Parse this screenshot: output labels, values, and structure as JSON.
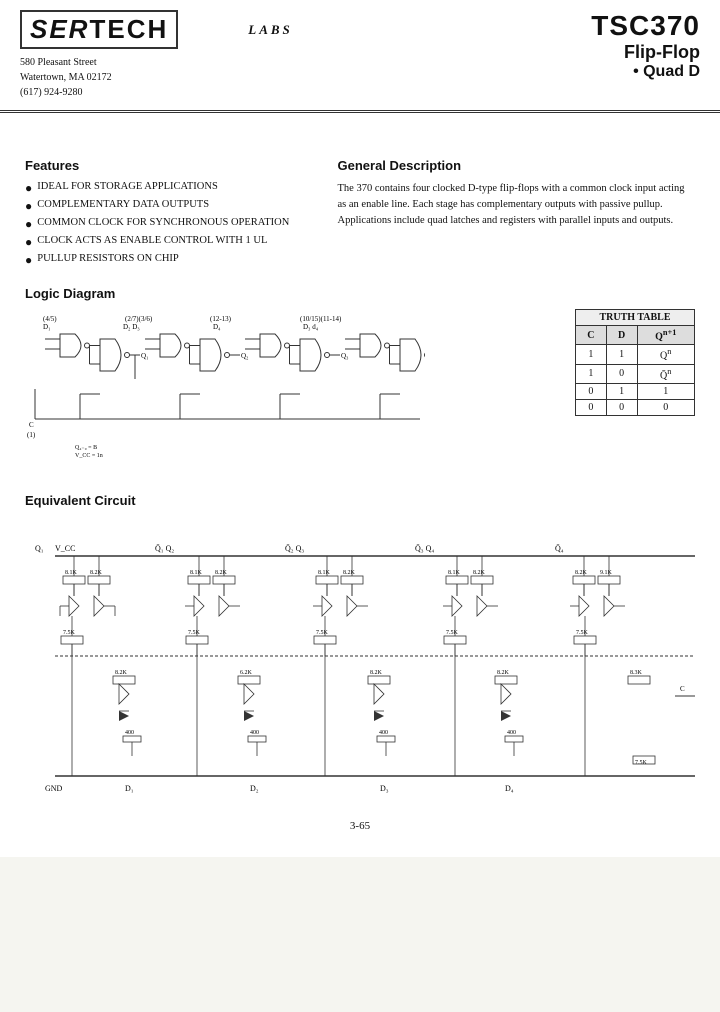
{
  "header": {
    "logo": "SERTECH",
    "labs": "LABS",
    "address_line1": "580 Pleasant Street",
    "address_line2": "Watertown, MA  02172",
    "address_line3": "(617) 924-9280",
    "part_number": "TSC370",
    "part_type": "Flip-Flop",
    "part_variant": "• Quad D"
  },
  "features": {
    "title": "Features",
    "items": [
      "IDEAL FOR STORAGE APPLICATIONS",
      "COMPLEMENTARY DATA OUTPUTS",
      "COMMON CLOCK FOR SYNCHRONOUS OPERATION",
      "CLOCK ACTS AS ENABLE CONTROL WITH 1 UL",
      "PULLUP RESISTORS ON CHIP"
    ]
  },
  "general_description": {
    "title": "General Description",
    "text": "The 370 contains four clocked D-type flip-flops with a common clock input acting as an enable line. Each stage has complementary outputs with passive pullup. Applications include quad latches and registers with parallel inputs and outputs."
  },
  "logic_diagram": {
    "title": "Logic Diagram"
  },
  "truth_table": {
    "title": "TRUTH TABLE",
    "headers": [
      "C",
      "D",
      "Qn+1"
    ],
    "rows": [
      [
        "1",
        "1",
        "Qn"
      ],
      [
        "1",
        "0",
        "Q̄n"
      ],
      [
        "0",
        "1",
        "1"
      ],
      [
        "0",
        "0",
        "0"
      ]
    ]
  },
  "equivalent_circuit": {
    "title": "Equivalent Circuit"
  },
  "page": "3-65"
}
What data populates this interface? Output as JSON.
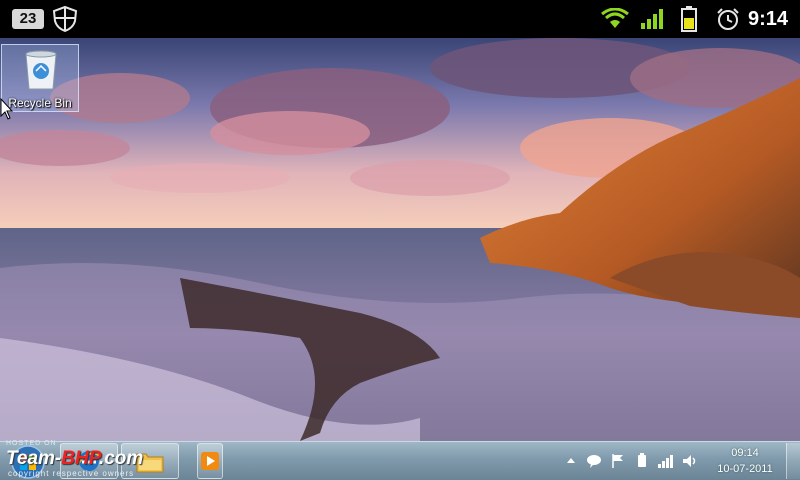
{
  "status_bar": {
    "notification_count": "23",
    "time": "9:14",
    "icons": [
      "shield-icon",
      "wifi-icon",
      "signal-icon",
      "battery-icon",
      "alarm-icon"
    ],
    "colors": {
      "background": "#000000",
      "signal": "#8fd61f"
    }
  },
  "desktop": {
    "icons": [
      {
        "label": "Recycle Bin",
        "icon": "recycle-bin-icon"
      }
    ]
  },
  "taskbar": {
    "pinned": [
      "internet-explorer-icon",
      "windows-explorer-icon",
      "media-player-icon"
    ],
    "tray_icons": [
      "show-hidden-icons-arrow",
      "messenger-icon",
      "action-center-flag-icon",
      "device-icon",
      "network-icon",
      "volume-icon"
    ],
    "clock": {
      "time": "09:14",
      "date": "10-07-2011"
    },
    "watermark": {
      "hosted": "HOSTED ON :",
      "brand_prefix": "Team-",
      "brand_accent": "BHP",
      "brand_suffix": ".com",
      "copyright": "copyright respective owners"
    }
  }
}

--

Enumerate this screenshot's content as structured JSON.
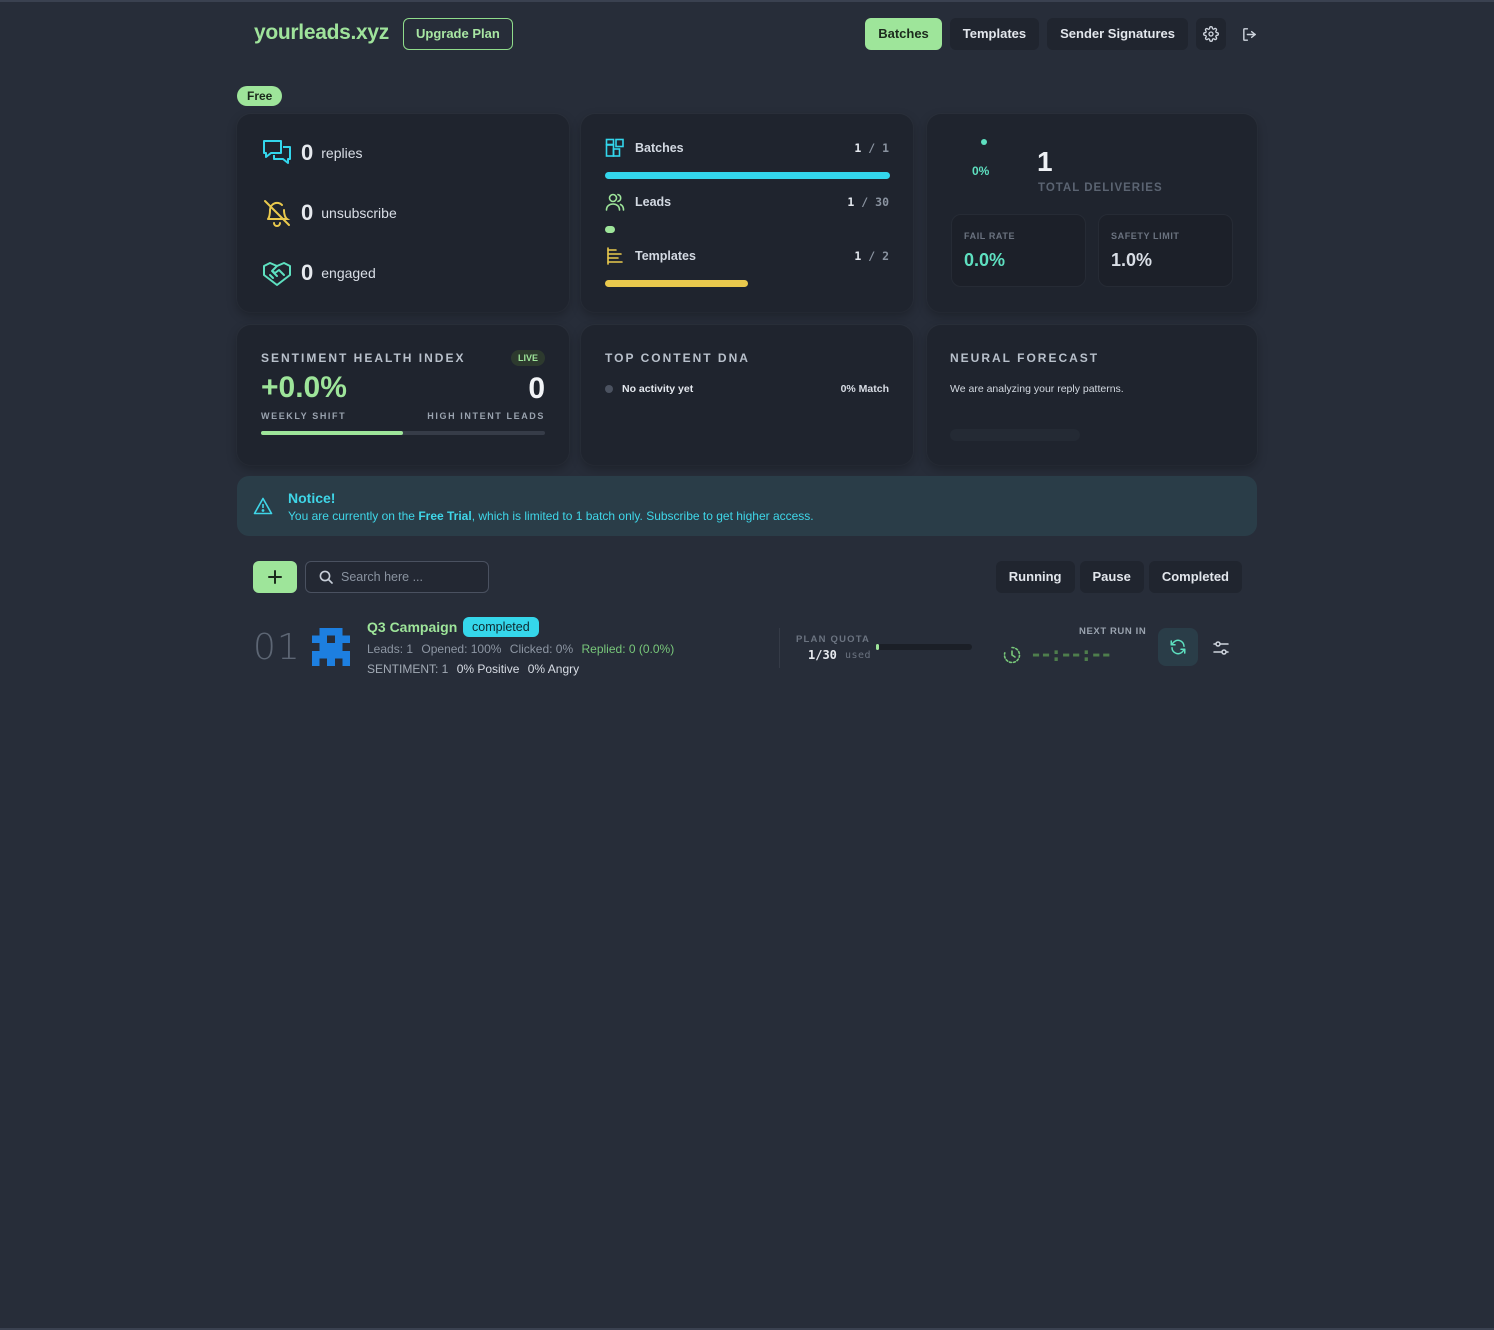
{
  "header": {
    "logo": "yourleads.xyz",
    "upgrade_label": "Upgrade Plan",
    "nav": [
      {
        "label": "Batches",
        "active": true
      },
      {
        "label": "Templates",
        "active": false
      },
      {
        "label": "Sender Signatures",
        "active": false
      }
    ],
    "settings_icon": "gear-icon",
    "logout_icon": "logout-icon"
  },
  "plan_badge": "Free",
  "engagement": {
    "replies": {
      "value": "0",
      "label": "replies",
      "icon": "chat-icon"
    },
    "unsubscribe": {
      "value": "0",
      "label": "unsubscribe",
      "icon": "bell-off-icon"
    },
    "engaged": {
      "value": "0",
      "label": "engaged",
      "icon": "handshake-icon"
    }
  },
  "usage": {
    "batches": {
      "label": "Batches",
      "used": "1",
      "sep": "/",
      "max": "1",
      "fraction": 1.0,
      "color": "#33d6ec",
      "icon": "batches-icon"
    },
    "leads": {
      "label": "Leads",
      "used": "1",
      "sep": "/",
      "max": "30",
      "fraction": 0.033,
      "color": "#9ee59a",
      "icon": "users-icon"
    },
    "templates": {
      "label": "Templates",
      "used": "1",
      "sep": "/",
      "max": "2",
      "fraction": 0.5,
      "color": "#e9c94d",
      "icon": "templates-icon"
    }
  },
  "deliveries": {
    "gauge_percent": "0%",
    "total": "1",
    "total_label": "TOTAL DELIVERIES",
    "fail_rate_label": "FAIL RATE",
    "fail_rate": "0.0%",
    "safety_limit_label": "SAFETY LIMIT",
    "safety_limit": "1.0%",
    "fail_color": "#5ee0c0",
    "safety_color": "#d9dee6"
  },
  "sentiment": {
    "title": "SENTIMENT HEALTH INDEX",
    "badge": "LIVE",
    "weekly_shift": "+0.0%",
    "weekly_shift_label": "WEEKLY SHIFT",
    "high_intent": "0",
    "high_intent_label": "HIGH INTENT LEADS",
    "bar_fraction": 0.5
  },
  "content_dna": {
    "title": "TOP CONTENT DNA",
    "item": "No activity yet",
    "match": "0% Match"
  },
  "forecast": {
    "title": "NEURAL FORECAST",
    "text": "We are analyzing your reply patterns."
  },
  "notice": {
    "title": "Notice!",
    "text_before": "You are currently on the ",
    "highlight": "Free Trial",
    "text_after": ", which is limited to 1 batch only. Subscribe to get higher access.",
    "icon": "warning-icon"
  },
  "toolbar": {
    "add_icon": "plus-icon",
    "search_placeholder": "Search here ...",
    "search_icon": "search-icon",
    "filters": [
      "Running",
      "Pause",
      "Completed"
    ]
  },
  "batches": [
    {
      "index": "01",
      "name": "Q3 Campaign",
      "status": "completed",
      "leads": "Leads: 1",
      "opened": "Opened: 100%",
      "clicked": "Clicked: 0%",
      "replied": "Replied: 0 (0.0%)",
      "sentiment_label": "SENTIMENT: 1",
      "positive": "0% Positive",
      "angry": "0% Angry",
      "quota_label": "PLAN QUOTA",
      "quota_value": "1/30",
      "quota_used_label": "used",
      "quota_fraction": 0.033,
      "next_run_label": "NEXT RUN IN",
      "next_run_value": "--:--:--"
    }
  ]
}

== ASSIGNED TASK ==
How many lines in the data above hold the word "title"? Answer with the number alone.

== EXERCISE RESULT ==
9